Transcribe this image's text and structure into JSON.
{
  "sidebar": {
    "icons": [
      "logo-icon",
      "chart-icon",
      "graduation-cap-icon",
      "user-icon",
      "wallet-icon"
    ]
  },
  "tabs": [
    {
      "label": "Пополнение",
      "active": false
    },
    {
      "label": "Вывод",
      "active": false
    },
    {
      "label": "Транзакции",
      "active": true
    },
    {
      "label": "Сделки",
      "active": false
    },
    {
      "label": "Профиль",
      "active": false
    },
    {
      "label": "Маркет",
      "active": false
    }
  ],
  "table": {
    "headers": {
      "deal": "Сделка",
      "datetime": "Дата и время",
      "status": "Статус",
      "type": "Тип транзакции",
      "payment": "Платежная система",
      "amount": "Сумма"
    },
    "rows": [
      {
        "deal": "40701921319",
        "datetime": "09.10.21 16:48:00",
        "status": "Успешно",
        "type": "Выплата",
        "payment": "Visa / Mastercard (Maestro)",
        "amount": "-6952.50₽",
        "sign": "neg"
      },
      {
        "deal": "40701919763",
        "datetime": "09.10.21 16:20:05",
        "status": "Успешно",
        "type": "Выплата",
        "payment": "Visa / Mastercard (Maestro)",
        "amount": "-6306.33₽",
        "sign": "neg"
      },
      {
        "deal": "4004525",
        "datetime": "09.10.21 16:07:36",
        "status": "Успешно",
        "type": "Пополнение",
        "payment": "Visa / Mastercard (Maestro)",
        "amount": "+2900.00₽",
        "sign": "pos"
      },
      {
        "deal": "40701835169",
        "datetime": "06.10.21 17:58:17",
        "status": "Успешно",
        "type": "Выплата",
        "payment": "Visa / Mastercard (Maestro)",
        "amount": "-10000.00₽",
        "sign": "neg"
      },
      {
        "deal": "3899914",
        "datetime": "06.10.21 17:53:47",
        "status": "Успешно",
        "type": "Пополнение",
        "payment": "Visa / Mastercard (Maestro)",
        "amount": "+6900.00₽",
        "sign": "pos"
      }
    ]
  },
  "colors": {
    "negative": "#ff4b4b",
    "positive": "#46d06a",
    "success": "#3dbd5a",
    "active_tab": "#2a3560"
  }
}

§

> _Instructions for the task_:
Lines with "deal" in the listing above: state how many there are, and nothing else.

> _Result for this exercise_:
6